2. Perverse optimisation

You get what you measure. There are endless stories about how rewarding the wrong thing gives horrible results. One example comes from the time of British rule of colonial India. The British government was concerned about the number of venomous cobra snakes in Delhi. The government, therefore, offered a bounty for every dead cobra. Initially, this was a successful strategy as large numbers of snakes were killed for the reward. Eventually, however, enterprising people began to breed cobras for the income. This happens in AI as well.

A common problem in machine learning is biased data sets. An example of this is the application of machine learning to police work. Some neighbourhoods have higher arrest rates than others. This leads the algorithm to recommend sending more police to ‘hotspots’. Once the police are there, they can make more arrests, leading to more data indicating arrest rates in these ‘hotspots’, and hence more police should be sent. This vicious feedback loop can occur even if the initial disparity in arrest rate was due to chance. Cathy O’Neil outlines the damage this sort of bias can do in her book “Weapons of Math Destruction”.


After we can represent and evaluate solutions, we just have to find the best one. However, we can’t try them all. This is because of the problem of Combinatorial Explosion. The number of solutions increases exponentially with the complexity of the problem.

Consider the table below for the game of Sudoku.


Number of sudoku grids of order n

For comparison, the number of electrons in the universe is estimated to be 10^80.

On the bright side, the amount of computation available is increasing exponentially as well. This is because of Moore’s law: the amount of computation available doubles every 18 months. A similar law applies to the amount of storage available.

Moores Law

A lot of research in AI involves coming up with optimisation algorithms, techniques for finding the best solution, without examining all possibilities.

An example of this is gradient descent. Suppose we want to measure the influence of experience on performance by finding a line of best fit to some data. Rather than try every possible parameter (there are infinitely many), we can use a little bit of calculus to choose the next parameter that fits the data better. Here’s an example.

Optimisation is a beautiful science because it’s so varied. There are optimisation algorithms inspired by metallurgy (simulated annealing), biology (genetic programming, ant colony optimisation), and theoretical physics (Hamiltonian monte carlo). It’s a wonderfully rich mathematical area, combining rigour and extreme practical application.

AI: The ongoing puzzle

These problems of representation, evaluation and optimisation are deep and touch on a lot of different areas. You’ve probably dealt with your own problems in these areas. And some might not be solved yet, we’re solving them as we go along.

Unfortunately, there’s no comprehensive checklist or process for doing AI well that we can teach. But as the examples in the beginning illustrate, there are some well-solved problems using AI which we’d love to discuss with you.
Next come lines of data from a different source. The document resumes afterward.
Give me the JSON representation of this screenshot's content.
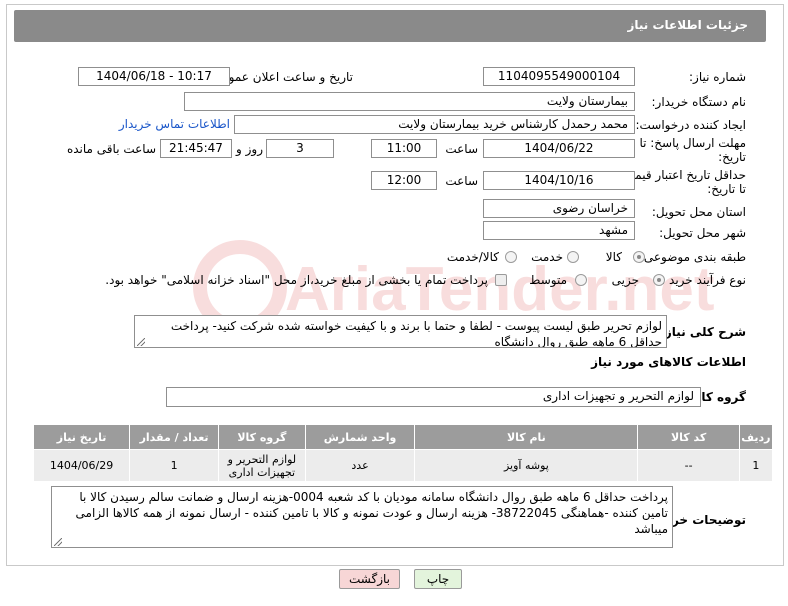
{
  "panel": {
    "title": "جزئیات اطلاعات نیاز"
  },
  "fields": {
    "need_number_label": "شماره نیاز:",
    "need_number": "1104095549000104",
    "announce_label": "تاریخ و ساعت اعلان عمومی:",
    "announce_value": "1404/06/18 - 10:17",
    "buyer_org_label": "نام دستگاه خریدار:",
    "buyer_org": "بیمارستان ولایت",
    "creator_label": "ایجاد کننده درخواست:",
    "creator": "محمد رحمدل کارشناس خرید بیمارستان ولایت",
    "contact_link": "اطلاعات تماس خریدار",
    "deadline_label_1": "مهلت ارسال پاسخ: تا",
    "deadline_label_2": "تاریخ:",
    "deadline_date": "1404/06/22",
    "time_label": "ساعت",
    "deadline_time": "11:00",
    "days_value": "3",
    "days_label": "روز و",
    "remaining_time": "21:45:47",
    "remaining_label": "ساعت باقی مانده",
    "validity_label_1": "حداقل تاریخ اعتبار قیمت:",
    "validity_label_2": "تا تاریخ:",
    "validity_date": "1404/10/16",
    "validity_time": "12:00",
    "province_label": "استان محل تحویل:",
    "province": "خراسان رضوی",
    "city_label": "شهر محل تحویل:",
    "city": "مشهد",
    "category_label": "طبقه بندی موضوعی:",
    "category_options": [
      "کالا",
      "خدمت",
      "کالا/خدمت"
    ],
    "category_selected": "کالا",
    "process_label": "نوع فرآیند خرید :",
    "process_options": [
      "جزیی",
      "متوسط"
    ],
    "process_selected": "جزیی",
    "payment_note": "پرداخت تمام یا بخشی از مبلغ خرید،از محل \"اسناد خزانه اسلامی\" خواهد بود.",
    "summary_label": "شرح کلی نیاز:",
    "summary": "لوازم تحریر طبق لیست پیوست - لطفا و حتما با برند و با کیفیت خواسته شده شرکت کنید- پرداخت حداقل 6 ماهه طبق روال دانشگاه"
  },
  "goods": {
    "section_title": "اطلاعات کالاهای مورد نیاز",
    "group_label": "گروه کالا:",
    "group_value": "لوازم التحریر و تجهیزات اداری",
    "columns": [
      "ردیف",
      "کد کالا",
      "نام کالا",
      "واحد شمارش",
      "گروه کالا",
      "تعداد / مقدار",
      "تاریخ نیاز"
    ],
    "rows": [
      [
        "1",
        "--",
        "پوشه آویز",
        "عدد",
        "لوازم التحریر و تجهیزات اداری",
        "1",
        "1404/06/29"
      ]
    ]
  },
  "buyer_notes": {
    "label": "توضیحات خریدار:",
    "text": "پرداخت حداقل 6 ماهه طبق روال دانشگاه سامانه مودیان با کد شعبه 0004-هزینه ارسال و ضمانت سالم رسیدن کالا با تامین کننده -هماهنگی 38722045-  هزینه ارسال و عودت نمونه و کالا با تامین کننده - ارسال نمونه از همه کالاها الزامی میباشد"
  },
  "buttons": {
    "print": "چاپ",
    "back": "بازگشت"
  },
  "watermark": {
    "text": "AriaTender.net"
  },
  "colors": {
    "header_bg": "#8a8a8a",
    "link": "#1a56c9",
    "back_bg": "#f7d6d6",
    "print_bg": "#e3f4dc"
  }
}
I hope you’ll want to try your own hand at AI. To get started, you can get in touch and enquire about training, consulting, and intern programs, or try your hand at a kaggle competition.

Happy problem-solving!